Benjamin, Katherine

Katherine Benjamin (BHK 2008) is an internationally recognized leader in the digital service design community. Katherine’s work delivering service design projects in complex organizations has spanned a range of industries. Among them she has served as Vice President of Ayogo, a Vancouver-based digital healthcare startup company, and currently serves as Deputy Chief Technology Officer for Digital Services at NYC Mayor’s Office.

When asked about her memories as a KIN student she reflects, “my world went from black and white to technicolor when I took HKin classes that brought in sociology, psychology, and critical theory. I discovered whole academic areas richly describing some of the observations I’d had about the politics and power of sport. That there were people documenting, naming, and challenging sport as it relates to race, gender, class, power, and other intersectional considerations was the point at which I found my niche.”

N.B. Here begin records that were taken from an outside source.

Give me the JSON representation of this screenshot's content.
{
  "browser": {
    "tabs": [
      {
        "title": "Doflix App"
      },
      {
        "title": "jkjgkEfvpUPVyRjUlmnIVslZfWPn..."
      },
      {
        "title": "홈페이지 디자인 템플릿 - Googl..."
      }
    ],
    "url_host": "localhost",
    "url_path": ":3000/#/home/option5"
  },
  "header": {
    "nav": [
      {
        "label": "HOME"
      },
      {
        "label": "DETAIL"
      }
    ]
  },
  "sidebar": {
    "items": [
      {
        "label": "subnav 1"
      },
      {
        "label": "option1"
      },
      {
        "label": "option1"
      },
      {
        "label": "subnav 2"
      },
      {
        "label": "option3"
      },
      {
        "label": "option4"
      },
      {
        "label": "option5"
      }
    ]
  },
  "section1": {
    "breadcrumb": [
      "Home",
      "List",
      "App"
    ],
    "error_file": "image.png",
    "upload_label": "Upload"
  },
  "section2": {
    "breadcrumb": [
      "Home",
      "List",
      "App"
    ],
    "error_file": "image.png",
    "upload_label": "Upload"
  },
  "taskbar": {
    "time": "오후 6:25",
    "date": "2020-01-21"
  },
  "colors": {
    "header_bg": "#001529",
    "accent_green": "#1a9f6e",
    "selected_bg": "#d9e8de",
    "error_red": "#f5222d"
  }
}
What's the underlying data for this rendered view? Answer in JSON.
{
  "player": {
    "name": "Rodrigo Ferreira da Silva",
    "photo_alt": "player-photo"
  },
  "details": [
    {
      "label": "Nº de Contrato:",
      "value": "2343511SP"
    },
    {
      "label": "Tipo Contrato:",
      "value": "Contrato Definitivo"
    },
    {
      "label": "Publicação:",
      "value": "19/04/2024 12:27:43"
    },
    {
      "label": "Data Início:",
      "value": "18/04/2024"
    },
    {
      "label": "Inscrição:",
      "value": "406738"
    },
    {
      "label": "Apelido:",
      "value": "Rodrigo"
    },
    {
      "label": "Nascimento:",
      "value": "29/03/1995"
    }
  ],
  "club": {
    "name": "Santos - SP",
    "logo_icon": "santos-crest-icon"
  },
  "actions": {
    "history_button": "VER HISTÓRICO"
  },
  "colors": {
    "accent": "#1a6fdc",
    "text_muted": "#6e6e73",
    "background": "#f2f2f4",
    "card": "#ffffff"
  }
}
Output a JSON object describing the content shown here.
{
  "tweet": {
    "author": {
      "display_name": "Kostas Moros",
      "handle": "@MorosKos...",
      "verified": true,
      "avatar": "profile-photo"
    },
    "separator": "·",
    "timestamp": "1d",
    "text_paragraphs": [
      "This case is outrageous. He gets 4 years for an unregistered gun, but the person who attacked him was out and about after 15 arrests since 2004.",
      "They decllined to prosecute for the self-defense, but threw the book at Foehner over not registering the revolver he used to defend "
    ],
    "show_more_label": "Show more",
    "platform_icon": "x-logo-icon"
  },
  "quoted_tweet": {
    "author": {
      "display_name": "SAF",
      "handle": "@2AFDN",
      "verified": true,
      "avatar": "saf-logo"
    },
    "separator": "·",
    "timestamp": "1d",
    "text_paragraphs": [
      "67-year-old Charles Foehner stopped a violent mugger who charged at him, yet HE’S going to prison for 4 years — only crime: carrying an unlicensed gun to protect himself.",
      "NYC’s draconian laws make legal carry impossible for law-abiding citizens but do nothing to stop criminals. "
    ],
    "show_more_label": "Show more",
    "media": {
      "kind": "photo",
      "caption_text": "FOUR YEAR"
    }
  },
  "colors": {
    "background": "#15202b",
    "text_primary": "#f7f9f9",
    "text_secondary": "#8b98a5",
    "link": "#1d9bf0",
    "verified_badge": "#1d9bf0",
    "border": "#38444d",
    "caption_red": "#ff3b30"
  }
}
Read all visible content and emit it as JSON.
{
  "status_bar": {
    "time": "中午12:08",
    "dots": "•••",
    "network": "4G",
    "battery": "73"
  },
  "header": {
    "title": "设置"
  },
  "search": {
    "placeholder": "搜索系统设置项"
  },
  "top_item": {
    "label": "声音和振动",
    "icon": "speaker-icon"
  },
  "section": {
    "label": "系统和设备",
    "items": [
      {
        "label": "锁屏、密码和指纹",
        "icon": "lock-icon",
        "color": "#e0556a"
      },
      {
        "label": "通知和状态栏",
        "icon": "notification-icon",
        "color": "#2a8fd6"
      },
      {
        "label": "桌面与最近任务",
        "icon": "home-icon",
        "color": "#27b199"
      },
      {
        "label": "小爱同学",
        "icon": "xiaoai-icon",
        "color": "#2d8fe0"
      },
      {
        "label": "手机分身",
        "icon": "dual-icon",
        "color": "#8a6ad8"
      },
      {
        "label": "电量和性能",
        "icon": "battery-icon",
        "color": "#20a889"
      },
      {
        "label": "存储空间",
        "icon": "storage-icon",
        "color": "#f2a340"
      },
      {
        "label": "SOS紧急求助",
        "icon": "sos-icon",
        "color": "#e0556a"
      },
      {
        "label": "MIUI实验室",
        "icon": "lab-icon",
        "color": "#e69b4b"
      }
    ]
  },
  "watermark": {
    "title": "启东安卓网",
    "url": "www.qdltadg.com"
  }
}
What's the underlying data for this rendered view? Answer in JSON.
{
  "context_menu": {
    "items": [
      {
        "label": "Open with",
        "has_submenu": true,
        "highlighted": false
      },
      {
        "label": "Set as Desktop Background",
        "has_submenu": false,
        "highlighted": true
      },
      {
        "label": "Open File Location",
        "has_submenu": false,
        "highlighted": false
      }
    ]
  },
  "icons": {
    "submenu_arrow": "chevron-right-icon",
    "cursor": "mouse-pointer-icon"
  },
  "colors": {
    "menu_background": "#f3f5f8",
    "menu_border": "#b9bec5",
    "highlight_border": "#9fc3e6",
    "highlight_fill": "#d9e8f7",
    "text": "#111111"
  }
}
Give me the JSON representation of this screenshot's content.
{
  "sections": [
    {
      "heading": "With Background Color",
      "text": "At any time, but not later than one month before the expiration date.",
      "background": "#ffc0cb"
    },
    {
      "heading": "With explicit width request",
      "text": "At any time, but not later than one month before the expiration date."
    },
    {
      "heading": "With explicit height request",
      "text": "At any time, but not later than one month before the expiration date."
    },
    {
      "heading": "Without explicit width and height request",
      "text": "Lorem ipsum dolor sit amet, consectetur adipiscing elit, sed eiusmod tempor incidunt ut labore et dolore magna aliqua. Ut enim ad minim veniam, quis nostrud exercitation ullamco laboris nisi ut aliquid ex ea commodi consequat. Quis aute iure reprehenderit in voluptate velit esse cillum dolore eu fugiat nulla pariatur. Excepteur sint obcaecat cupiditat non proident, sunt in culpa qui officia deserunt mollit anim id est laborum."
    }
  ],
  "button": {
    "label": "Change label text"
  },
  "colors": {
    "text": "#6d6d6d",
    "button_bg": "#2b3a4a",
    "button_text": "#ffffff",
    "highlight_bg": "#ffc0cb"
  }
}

While she was at UBC, Katherine was an athlete and coach for the UBC Varsity Ski team and was an Academic All-Canadian, and three-time All-American with the United States Collegiate Ski and Snowboard Association. During this time, she volunteered for the Beauty Night Society, and later developed a free fitness service for them called Womyn’s Gym, which was led by student volunteers. Katherine states that “through this work, I learned that although people came to Womyn’s Gym for the fitness classes, it was not the inherent appeal of exercise that drew people to the service. Rather, our provision of things like free childcare, fashionable leisurewear, and social time that enabled team-building and feelings of inclusion; the fitness bit…appeared to be somewhat secondary to the community building aspects.”

It was this aspect of community building that led Katherine to do her Master of Science in Health, Community and Development at the London School of Economics and Political Science (2010). “My academic focus pivoted to understanding how the broader social determinants of health impact an individual’s ability to have agency. For example, it is not very helpful to encourage people to walk 10,000 steps a day if they are not safe walking in their community; given these parameters, how might you design a walking program to support people who feel unsafe? Later, I added an additional lens to my work, digital technology. This was a natural transition that coincided with the mass adoption of smartphones.”

Over the last 10 years, Katherine has worked on innovation-focused projects in Canada, Malawi, the UK, and the United States for organizations like lululemon, the City of New York, the UK’s National Health Service, and the Ontario Cabinet Office. In 2017, she began teaching Service Design at Emily Carr University of Art + Design, where she often focuses on health design projects.

Katherine states that she leveraged UBC Kin skills and knowledge to grow her career from the research methods she acquired saying, “given my focus on qualitative methods of inquiry, expertise in research ethics is incredibly helpful. My ability to understand and use ethics review boards means that I have been able to conduct novel research with human subjects safely and respectfully.”

Katherine’s tips for students: “Take the time to learn things properly and with a bit of practice, it becomes much less daunting as you learn to flag and mitigate risk in the research process and develop your inner ethics compass.” And “consider taking electives that are out of your comfort zone — it will change your world view. For young alumni, adopt a learning mindset so you can approach the world with curiosity, humility, and empathy.”